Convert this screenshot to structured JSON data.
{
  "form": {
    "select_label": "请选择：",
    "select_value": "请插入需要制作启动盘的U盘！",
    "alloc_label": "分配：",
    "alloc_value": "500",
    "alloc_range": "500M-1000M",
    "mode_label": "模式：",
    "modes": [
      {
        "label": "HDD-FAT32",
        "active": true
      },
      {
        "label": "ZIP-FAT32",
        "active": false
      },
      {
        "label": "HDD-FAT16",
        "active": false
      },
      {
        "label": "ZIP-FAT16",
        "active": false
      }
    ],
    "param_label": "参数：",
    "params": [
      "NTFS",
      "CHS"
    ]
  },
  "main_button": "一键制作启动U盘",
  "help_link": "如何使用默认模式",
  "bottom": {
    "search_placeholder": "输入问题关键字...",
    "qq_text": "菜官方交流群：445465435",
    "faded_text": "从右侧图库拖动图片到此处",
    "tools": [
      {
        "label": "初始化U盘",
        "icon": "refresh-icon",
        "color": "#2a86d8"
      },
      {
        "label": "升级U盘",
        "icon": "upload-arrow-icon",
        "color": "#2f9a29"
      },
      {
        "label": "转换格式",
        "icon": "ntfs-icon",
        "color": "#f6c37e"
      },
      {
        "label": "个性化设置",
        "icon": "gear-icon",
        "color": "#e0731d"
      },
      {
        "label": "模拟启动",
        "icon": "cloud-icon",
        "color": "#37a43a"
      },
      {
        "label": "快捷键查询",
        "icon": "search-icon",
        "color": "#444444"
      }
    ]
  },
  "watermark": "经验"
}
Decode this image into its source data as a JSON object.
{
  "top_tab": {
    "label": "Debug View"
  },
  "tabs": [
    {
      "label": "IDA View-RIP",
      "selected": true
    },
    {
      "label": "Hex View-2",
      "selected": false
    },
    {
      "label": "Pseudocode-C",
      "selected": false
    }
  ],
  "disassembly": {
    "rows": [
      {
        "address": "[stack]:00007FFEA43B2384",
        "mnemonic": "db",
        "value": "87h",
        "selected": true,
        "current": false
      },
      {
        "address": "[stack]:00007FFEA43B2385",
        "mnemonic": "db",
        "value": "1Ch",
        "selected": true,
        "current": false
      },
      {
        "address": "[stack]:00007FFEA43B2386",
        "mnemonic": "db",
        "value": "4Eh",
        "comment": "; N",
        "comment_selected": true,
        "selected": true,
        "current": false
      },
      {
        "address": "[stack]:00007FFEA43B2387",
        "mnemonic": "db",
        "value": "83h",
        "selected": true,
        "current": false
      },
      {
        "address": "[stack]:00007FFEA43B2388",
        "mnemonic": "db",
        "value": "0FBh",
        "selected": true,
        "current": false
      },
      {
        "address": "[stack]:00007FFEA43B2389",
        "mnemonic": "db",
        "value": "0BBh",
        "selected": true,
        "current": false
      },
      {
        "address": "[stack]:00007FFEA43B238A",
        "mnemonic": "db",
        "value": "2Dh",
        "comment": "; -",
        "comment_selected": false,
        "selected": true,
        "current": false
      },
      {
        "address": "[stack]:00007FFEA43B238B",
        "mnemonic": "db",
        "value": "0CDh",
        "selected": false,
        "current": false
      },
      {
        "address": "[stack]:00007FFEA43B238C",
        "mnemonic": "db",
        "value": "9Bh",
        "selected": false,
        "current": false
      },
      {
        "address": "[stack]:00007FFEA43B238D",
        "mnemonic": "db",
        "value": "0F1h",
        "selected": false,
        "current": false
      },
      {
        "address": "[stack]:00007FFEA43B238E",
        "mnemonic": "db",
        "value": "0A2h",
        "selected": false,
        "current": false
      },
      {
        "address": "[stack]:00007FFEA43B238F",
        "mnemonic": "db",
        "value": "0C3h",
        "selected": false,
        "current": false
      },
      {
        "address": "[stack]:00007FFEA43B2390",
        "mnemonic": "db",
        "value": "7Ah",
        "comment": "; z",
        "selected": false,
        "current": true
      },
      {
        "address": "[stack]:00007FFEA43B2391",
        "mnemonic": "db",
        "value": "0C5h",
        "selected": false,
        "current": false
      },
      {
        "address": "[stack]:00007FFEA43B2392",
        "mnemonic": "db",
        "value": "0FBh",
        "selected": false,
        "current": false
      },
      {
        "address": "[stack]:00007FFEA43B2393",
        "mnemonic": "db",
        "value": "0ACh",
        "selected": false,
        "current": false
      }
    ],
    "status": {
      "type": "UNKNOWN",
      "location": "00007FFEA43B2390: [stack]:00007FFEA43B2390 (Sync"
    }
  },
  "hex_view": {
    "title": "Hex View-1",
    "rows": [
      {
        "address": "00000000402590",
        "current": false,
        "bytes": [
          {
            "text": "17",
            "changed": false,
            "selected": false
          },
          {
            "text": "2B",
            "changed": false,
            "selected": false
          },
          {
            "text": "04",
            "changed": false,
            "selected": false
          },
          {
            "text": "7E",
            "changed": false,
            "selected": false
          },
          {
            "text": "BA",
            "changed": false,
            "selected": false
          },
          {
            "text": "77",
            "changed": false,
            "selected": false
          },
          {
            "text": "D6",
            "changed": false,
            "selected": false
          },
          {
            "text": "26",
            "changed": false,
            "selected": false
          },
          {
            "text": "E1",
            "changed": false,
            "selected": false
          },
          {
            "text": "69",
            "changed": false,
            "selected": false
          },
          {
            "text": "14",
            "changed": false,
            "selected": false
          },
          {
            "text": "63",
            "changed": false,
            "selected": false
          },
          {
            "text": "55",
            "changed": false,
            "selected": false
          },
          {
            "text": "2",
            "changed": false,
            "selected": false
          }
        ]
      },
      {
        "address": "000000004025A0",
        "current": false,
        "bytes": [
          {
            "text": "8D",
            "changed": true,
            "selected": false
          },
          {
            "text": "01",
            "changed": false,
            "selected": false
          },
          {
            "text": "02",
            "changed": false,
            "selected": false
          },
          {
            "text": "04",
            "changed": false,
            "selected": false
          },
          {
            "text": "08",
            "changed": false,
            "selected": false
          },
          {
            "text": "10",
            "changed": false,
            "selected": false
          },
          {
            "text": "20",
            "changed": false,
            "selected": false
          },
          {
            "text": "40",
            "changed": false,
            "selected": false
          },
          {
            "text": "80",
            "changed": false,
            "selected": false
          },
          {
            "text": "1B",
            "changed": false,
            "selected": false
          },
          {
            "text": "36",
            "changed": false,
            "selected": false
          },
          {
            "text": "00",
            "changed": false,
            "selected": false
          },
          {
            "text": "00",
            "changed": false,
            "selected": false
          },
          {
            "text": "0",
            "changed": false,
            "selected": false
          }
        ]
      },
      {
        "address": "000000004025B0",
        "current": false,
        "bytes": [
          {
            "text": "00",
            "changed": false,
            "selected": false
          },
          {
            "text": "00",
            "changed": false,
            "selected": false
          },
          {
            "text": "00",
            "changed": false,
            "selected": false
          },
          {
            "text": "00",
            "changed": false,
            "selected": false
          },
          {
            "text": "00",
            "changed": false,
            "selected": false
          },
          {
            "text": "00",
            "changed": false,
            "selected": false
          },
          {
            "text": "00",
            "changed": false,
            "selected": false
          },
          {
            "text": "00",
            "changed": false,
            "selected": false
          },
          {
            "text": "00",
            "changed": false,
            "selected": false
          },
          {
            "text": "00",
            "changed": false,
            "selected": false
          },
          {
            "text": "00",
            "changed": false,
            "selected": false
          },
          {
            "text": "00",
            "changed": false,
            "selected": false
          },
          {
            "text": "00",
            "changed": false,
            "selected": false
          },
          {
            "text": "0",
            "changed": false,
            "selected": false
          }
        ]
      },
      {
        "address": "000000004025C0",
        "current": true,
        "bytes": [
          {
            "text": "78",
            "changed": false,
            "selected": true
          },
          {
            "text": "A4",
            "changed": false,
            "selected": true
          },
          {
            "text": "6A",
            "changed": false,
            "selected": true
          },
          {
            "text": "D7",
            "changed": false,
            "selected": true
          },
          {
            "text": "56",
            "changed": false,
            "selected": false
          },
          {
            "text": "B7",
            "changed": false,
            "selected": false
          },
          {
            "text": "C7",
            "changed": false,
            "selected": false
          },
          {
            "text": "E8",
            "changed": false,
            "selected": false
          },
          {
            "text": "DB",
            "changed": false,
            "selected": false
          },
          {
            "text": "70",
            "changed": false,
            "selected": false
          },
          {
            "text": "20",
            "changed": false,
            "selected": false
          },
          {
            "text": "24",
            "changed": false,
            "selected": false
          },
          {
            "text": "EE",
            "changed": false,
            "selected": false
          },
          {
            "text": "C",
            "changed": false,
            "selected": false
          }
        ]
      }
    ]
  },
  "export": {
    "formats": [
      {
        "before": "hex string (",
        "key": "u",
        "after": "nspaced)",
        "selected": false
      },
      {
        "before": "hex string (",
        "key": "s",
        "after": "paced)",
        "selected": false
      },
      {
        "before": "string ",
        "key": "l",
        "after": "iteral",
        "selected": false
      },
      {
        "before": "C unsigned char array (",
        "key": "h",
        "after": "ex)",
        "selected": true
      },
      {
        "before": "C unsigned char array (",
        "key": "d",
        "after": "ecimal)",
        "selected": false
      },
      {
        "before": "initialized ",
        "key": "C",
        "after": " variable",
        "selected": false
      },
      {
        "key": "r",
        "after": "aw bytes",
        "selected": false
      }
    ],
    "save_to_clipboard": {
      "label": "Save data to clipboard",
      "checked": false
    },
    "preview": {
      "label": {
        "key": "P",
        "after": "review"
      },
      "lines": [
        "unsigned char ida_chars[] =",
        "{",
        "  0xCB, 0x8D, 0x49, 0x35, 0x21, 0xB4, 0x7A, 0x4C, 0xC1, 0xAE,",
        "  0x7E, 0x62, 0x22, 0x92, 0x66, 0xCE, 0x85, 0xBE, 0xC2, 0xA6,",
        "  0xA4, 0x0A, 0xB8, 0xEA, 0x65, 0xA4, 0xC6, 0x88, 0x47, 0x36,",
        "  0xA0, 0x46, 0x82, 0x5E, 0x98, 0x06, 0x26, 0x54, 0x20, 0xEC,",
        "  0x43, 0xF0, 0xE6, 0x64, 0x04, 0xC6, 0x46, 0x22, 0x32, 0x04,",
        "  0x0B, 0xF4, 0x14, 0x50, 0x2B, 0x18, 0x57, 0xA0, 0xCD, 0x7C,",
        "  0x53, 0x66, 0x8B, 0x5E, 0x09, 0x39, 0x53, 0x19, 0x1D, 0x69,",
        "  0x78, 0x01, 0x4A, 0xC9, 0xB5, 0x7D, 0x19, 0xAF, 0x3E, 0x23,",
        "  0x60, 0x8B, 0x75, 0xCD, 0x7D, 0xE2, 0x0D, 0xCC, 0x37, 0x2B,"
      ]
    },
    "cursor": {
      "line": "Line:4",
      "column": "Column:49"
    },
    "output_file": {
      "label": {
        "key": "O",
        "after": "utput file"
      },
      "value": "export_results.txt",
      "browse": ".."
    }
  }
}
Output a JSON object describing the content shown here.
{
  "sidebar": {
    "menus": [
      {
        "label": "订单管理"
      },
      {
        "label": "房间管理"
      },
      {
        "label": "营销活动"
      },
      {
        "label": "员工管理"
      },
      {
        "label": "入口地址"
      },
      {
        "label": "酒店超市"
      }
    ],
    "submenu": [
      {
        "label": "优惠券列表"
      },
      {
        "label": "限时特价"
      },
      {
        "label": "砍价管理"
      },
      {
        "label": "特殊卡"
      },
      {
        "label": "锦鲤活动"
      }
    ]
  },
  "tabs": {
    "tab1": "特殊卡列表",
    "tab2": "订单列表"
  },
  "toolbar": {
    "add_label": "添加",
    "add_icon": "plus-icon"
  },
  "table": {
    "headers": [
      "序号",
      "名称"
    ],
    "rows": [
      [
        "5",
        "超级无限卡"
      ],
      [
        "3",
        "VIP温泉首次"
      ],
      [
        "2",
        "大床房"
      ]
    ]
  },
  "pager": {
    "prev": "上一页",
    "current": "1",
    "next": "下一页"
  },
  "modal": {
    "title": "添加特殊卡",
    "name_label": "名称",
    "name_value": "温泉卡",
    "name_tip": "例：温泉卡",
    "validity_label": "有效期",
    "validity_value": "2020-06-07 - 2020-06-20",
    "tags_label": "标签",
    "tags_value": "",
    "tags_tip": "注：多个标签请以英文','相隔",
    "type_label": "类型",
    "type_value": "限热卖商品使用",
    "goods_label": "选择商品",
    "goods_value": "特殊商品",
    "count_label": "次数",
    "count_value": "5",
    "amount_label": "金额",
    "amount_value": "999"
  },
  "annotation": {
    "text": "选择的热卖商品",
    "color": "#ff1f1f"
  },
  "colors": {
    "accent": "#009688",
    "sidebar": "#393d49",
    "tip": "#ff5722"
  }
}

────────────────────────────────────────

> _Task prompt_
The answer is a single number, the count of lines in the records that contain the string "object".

> _Answer to this task_
2